Destination: Cure by Jeannie Wraight
Before we start tallying “cures,” let’s strive to define what we mean by “cured?”
Several months ago a media frenzy reported Danish researchers as being months away from curing AIDS. During this time, countless individuals discontinued their HIV medication, believing the cure would soon be available.
With the recent flurry of HIV “cure” reports, it’s becoming increasingly more difficult to sort out who’s actually been cured and what stories are media hype, wishful thinking, or premature reports of success.
Most people recognize headlines depicting cures in the form of herbal remedies or drugs yet to be tested in a single human being as either media hype or outright rubbish aimed at selling newspapers, stock, or a product.
But what about the cases we hear announced at respected scientific conferences that sound completely realistic? How many of the cases of “functional cures” we’ve celebrated over the past three years are really actual cures?
Several of these cases come complete with a wake of conflicting reports and opinions creating confusion as to their merit.
In my black-and-white way of thinking it seems an obvious enough question to ask who, by scientific standards, is actually cured.
I posed this question to several HIV researchers and cure activists and received many different answers.
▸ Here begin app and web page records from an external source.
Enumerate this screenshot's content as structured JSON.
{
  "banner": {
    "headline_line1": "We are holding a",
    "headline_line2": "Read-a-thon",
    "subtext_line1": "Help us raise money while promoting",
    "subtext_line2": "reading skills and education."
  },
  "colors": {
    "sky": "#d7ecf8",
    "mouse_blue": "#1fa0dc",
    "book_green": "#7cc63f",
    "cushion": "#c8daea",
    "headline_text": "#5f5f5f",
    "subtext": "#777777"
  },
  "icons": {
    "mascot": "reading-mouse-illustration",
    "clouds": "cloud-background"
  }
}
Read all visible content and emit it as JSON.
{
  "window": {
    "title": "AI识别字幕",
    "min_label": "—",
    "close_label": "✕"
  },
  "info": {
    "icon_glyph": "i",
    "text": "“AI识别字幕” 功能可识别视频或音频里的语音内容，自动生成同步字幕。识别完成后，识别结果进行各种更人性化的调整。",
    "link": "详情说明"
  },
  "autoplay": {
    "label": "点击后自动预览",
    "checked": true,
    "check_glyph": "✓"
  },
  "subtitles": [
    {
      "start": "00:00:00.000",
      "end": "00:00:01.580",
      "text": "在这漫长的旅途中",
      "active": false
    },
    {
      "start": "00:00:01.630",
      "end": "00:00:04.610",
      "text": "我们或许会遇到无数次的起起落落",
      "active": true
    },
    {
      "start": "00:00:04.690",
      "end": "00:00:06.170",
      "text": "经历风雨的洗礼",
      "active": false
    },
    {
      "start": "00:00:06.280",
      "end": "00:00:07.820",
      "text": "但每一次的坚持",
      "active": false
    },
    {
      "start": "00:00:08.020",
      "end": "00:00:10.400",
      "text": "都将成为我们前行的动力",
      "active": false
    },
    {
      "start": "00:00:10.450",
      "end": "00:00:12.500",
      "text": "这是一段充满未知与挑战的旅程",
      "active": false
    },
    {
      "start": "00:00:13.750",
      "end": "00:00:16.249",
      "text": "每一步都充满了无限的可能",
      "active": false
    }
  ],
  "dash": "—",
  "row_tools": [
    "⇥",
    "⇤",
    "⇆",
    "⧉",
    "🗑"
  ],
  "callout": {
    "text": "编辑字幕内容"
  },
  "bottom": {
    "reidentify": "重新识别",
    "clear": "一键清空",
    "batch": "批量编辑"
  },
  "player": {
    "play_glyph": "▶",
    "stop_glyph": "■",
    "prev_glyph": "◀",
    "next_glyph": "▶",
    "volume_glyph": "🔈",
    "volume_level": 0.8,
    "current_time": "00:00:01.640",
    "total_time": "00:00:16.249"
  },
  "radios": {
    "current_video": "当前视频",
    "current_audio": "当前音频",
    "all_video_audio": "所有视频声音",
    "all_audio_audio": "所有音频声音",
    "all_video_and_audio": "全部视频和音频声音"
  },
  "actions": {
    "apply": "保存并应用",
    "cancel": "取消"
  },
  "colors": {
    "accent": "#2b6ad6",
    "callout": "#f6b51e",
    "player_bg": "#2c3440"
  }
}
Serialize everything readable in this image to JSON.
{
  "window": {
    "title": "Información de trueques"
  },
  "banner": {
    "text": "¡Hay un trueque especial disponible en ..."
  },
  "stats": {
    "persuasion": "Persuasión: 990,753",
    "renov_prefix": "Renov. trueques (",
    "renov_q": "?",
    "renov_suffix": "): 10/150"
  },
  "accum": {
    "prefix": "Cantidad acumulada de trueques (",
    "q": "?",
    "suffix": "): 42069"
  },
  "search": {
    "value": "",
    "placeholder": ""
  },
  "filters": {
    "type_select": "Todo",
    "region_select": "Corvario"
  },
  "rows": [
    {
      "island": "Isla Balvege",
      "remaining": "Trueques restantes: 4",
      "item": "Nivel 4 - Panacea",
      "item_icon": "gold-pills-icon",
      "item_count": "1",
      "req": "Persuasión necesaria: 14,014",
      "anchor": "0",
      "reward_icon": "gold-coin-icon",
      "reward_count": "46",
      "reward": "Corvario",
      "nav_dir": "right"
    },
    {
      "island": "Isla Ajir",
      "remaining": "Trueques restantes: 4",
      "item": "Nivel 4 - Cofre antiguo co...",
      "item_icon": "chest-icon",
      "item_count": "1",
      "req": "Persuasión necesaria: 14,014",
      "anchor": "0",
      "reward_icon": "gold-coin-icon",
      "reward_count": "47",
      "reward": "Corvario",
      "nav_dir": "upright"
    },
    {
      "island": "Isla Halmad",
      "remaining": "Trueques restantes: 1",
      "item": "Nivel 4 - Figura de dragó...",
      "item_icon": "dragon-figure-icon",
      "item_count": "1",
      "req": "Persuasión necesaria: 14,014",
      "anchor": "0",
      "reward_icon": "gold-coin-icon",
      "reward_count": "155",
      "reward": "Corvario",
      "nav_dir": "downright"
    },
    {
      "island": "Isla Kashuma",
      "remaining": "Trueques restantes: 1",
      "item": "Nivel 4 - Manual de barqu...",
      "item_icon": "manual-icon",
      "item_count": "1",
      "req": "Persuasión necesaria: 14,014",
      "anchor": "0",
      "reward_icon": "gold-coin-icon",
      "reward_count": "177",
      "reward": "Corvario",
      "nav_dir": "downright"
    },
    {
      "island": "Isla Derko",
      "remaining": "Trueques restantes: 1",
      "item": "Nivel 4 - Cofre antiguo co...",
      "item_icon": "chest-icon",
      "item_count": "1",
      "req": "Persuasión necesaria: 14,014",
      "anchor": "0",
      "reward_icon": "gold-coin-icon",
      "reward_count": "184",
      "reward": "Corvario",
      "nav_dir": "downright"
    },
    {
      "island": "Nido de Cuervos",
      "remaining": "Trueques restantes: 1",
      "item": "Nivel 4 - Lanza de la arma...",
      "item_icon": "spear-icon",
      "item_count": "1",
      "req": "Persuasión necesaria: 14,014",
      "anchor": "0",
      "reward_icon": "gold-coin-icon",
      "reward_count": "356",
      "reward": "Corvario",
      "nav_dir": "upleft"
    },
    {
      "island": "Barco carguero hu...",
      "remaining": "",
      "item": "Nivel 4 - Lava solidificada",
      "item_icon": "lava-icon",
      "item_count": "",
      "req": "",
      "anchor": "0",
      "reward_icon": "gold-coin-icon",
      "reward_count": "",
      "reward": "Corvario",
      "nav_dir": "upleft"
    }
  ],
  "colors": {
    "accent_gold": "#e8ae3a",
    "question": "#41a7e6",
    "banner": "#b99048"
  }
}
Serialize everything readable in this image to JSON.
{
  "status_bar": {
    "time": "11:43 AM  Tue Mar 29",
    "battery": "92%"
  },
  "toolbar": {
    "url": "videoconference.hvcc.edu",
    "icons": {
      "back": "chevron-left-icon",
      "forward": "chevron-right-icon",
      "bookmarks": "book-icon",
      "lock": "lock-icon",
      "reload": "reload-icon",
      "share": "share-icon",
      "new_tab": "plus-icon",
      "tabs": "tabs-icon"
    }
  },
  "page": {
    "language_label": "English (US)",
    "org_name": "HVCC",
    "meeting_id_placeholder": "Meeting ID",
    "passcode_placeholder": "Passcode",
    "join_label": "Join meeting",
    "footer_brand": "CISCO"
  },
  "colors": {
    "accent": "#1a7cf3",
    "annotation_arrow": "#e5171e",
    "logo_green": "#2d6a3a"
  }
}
This is really not surprising as the in-depth parameters of exactly what defines a cure are not all that clearly outlined.
Currently there are two types of HIV cures. They’re defined by the International AIDS Society (IAS) as follows:
Sterilizing/eradication cure: Complete eradication of HIV-infected cells from the body
Functional cure: Undetectable viremia without ART; no disease progression; no CD4 loss; lack of HIV transmission
One aspect that creates confusion is there is no specifically defined time frame for when a person is deemed functionally cured. How long should an undetectable viral load and a normal CD4 count in the absence of ARVs be present before it’s considered a functional cure?
There’s also no clear identification of what significance circulating HIV fragments in the body retain. What does having a “very low level” of HIV fragments as found in Timothy Ray Brown (the Berlin Patient) and the Mississippi baby, who was treated early with ARVs, actually mean? What importance do they have? How can eradication be determined if single cell assays used to measure very low levels of virus can’t differentiate between HIV competent of replicating and HIV “debris.”
Shouldn’t the development and standardization of assays specifically designed to identify replication-competent HIV, as well as to detect HIV in certain difficult to reach places, be a main priority?
It’s also becoming more and more apparent that the current definition of a “cure” really could do with a broader sub-classification to include all the different types of “cures” based on how the cure was obtained, i.e., bone marrow transplant, early use of ARVs, or a new therapeutic agent.
As of right now, there is no one who has achieved a sterilizing cure—at least no one upon whom everyone can agree.
The terms “HIV remission” and “post-treatment controllers” are being used by some in the scientific arena. Hopefully they will be adopted by the media to further separate and define cases currently referred to as simply “functional cures.”
The courses each “cure” took to obtain this state are quite different. The types of ways each cure was reached further define the cures themselves and it may be helpful to break them down even more.
These are the main cases that some are calling cured of HIV, and, from my best understanding, this is how they are currently defined:
Timothy Ray Brown: Some believe Timothy to be a case of a sterilized cure but other experts feel more comfortable calling this a functional cure.
The Boston Patients: Some are calling this a functional cure while others believe it is too soon to tell.
Very early treatment with ARVs
The Mississippi baby: Conservatively called “HIV remission.”
The VISCONTI Study (fourteen individuals): Being called “HIV remission.”
A sixty-seven-year-old German man (treated within ten weeks of exposure to HIV and off ARVs for nine years): Many are calling this a functional cure.
It’s time for the formulation of more precise definitions of HIV “cures” to be devised and utilized not only within the HIV scientific community but also to curtail the media from inaccurate “cure” reports.
Hope is a beautiful thing. False hope can be dangerous and cruel to those hoping to be cured. Shouldn’t we more accurately define a “cure” before counting the cured?
This edition of Destination: Cure is dedicated to Eric Blue for his bravery and selfless contribution to cure research. The twelve-year-old who lived with HIV and leukemia passed on July 5, 2013, three months after receiving an umbilical cord transplant which attempted to cure him of HIV and leukemia. You will be forever remembered, little brother.
Jeannie Wraight is the editor-in-chief and co-founder of HIV and HCV Haven (www.hivhaven.com) and a blogger and writer for the Body.com. She is a member of the Board of Directors of Health People, a community-based organization in the South Bronx, and an advisor to TRW (Teach me to Read and Write), a community-based organization in Kampala, Uganda. She lives with her husband in the Bronx, New York.